Anyway, here’s my version:

Genesis, the beginning

When it all started up, and the gods were arranging the sky and the ground,

When the earth was emptiness with darkness over the ocean,

the wind of the gods hung over the face of the water

The gods said:

“Let there be light,” and light happened.

And the gods said, “We did a good job.”

the gods split up the light and the dark,

calling the light “Day,” and the dark, “Night.”

There was a sunset; there was a sunrise — One Day.

The gods said:

“Let there be a bowl over the water and let it split up water from water.”

The gods made the bowl

and separated the water that was below the bowl

from the water that was above the bowl.

It Was.

The gods called the bowl, “Sky.”

There was a sunset; there was a sunrise — Two Days.

The gods said:

“Let the water under the sky be brought together in one place

and let the dry land be seen.”

It Was.

The gods called the dry part “Ground,” and the collected waters they called “Sea.”

The gods saw the craftsmanship was good.

The gods said:

“Let the ground sprout with growing sprouts —

plants that seed-forth seeds, fruits trees that fruit, according to their type.”

It Was.

The ground grew growing sprouts, seeding plants seeding seed plants, fruiting fruit trees.

The gods recognized they were well made.

There was a sunset; there was a sunrise — Three Days.

The gods said:

“Let there be lamps in the bowl of the sky to split up the day from the night, that they may be signs (Hebrew “difficult”) for a calendar, and let them be lamps in the bowl of the sky to provide light on the ground.”

It Was.

The gods made two big lamps:

The bigger lamp for ruling the day; the smaller lamp for ruling the night.

And the stars.

The gods placed them in the bowl of the sky to provide light on the ground and to rule the day and the night.

The gods liked what they saw.

There was a sunset; there was a sunrise — Four Days.

The gods said:

“Let the water swarm with a swarm of beings, and let the birds fly across the bowl of the sky.”

The gods created huge sea serpents and all the crawly things that crawl about, with which the water swarmed, after their type, and all the birds, after their type.

And the gods saw they looked good.

And the gods blessed them, saying:

“Grow fruit and be many and fill the water of the seas and let the birds be many.”

There was a sunset; there was a sunrise — Five Days.

The gods said:

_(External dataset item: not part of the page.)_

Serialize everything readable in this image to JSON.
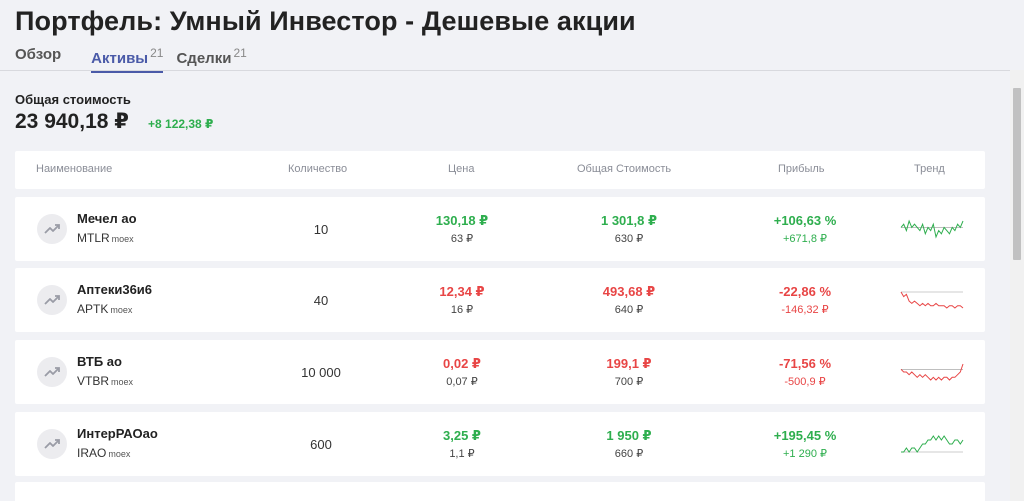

“Let the ground bear creatures in types, herd-animals, crawling things, wild things of the earth, all divided by type.”

It Was.

The gods made the wild things of the earth, divided by type, and the herd animals, divided by type, and the crawling things in the dirt, divided by type.

The gods saw it was working out well.

The gods said:

“Let us make people in our shape, looking like us.

Let them rule over the fish in the sea, the birds in the sky, all the earth, all the crawling things that crawl on the ground.”

So the gods made people in their shape, so they looked like the gods,

male and female, the gods created them.

The gods blessed them and said to them:

“Grow fruit and be many and fill up the earth and conquer it. Have rule over the fish in the sea, the birds in the sky and all the crawly things that crawl on the ground.”

The gods said:

“Here, we give you all the seeding plants that seed that are on the face of the earth, all the trees in which fruits fruit. For you they will be for eating. And also for all the living things of the earth — all the birds of the sky and the crawly things that crawl about on the ground — all green plants for eating.”

It Was.

Then the gods looked at all they had done with exceeding satisfaction.

There was a sunset; there was a sunrise — Six Days.

So, everything was finished — sky and earth, with all their entourages.

The gods had finished, on the seventh day, the work they had done

Then they stopped on the seventh day, all the work they had done.

The gods gave the seventh day their blessing and made it sacred, for on that day, they stopped working on all that they had done.

This is how it all began, the sky and the earth and all history.